- Work required
An exact repetition of all the entries that follow is required.

Dataset excerpts:

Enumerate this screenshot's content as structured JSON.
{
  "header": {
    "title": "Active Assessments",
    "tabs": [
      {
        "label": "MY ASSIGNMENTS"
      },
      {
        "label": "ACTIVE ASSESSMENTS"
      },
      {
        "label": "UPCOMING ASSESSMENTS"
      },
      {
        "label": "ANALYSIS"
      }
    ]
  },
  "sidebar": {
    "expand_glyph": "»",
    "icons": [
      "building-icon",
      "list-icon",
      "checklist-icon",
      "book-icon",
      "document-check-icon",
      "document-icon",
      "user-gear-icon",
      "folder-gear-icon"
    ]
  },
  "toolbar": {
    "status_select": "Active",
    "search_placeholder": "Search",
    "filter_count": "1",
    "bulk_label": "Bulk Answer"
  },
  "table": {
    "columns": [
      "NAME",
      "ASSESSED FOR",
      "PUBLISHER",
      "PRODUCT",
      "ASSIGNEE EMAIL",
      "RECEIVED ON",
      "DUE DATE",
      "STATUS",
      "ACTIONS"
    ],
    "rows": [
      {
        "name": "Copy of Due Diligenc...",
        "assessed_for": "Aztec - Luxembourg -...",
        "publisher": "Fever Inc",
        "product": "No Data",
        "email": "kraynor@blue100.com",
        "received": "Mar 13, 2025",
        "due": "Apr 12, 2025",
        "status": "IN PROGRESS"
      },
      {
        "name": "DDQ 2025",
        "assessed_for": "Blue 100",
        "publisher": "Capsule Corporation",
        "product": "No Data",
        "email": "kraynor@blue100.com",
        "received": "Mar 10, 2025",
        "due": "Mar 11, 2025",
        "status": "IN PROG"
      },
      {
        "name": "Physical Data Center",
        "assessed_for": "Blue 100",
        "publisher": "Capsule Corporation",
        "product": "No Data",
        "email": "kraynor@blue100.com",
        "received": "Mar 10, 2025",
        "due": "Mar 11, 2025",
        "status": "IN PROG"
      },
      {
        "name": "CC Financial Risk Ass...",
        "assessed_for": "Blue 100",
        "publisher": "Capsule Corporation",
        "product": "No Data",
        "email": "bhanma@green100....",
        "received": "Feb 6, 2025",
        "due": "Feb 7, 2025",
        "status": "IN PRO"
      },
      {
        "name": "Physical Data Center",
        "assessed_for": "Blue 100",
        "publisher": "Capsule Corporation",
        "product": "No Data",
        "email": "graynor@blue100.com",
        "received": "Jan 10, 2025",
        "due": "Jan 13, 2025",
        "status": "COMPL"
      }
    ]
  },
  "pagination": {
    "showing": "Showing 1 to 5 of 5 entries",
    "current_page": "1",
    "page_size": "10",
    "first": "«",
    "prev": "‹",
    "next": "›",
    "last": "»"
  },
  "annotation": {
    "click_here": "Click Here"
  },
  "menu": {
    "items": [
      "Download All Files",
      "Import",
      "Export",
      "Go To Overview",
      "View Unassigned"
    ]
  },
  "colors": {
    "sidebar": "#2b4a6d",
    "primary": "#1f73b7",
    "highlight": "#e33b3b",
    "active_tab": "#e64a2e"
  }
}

- Written solution
Enumerate this screenshot's content as structured JSON.
{
  "header": {
    "title": "Active Assessments",
    "tabs": [
      {
        "label": "MY ASSIGNMENTS"
      },
      {
        "label": "ACTIVE ASSESSMENTS"
      },
      {
        "label": "UPCOMING ASSESSMENTS"
      },
      {
        "label": "ANALYSIS"
      }
    ]
  },
  "sidebar": {
    "expand_glyph": "»",
    "icons": [
      "building-icon",
      "list-icon",
      "checklist-icon",
      "book-icon",
      "document-check-icon",
      "document-icon",
      "user-gear-icon",
      "folder-gear-icon"
    ]
  },
  "toolbar": {
    "status_select": "Active",
    "search_placeholder": "Search",
    "filter_count": "1",
    "bulk_label": "Bulk Answer"
  },
  "table": {
    "columns": [
      "NAME",
      "ASSESSED FOR",
      "PUBLISHER",
      "PRODUCT",
      "ASSIGNEE EMAIL",
      "RECEIVED ON",
      "DUE DATE",
      "STATUS",
      "ACTIONS"
    ],
    "rows": [
      {
        "name": "Copy of Due Diligenc...",
        "assessed_for": "Aztec - Luxembourg -...",
        "publisher": "Fever Inc",
        "product": "No Data",
        "email": "kraynor@blue100.com",
        "received": "Mar 13, 2025",
        "due": "Apr 12, 2025",
        "status": "IN PROGRESS"
      },
      {
        "name": "DDQ 2025",
        "assessed_for": "Blue 100",
        "publisher": "Capsule Corporation",
        "product": "No Data",
        "email": "kraynor@blue100.com",
        "received": "Mar 10, 2025",
        "due": "Mar 11, 2025",
        "status": "IN PROG"
      },
      {
        "name": "Physical Data Center",
        "assessed_for": "Blue 100",
        "publisher": "Capsule Corporation",
        "product": "No Data",
        "email": "kraynor@blue100.com",
        "received": "Mar 10, 2025",
        "due": "Mar 11, 2025",
        "status": "IN PROG"
      },
      {
        "name": "CC Financial Risk Ass...",
        "assessed_for": "Blue 100",
        "publisher": "Capsule Corporation",
        "product": "No Data",
        "email": "bhanma@green100....",
        "received": "Feb 6, 2025",
        "due": "Feb 7, 2025",
        "status": "IN PRO"
      },
      {
        "name": "Physical Data Center",
        "assessed_for": "Blue 100",
        "publisher": "Capsule Corporation",
        "product": "No Data",
        "email": "graynor@blue100.com",
        "received": "Jan 10, 2025",
        "due": "Jan 13, 2025",
        "status": "COMPL"
      }
    ]
  },
  "pagination": {
    "showing": "Showing 1 to 5 of 5 entries",
    "current_page": "1",
    "page_size": "10",
    "first": "«",
    "prev": "‹",
    "next": "›",
    "last": "»"
  },
  "annotation": {
    "click_here": "Click Here"
  },
  "menu": {
    "items": [
      "Download All Files",
      "Import",
      "Export",
      "Go To Overview",
      "View Unassigned"
    ]
  },
  "colors": {
    "sidebar": "#2b4a6d",
    "primary": "#1f73b7",
    "highlight": "#e33b3b",
    "active_tab": "#e64a2e"
  }
}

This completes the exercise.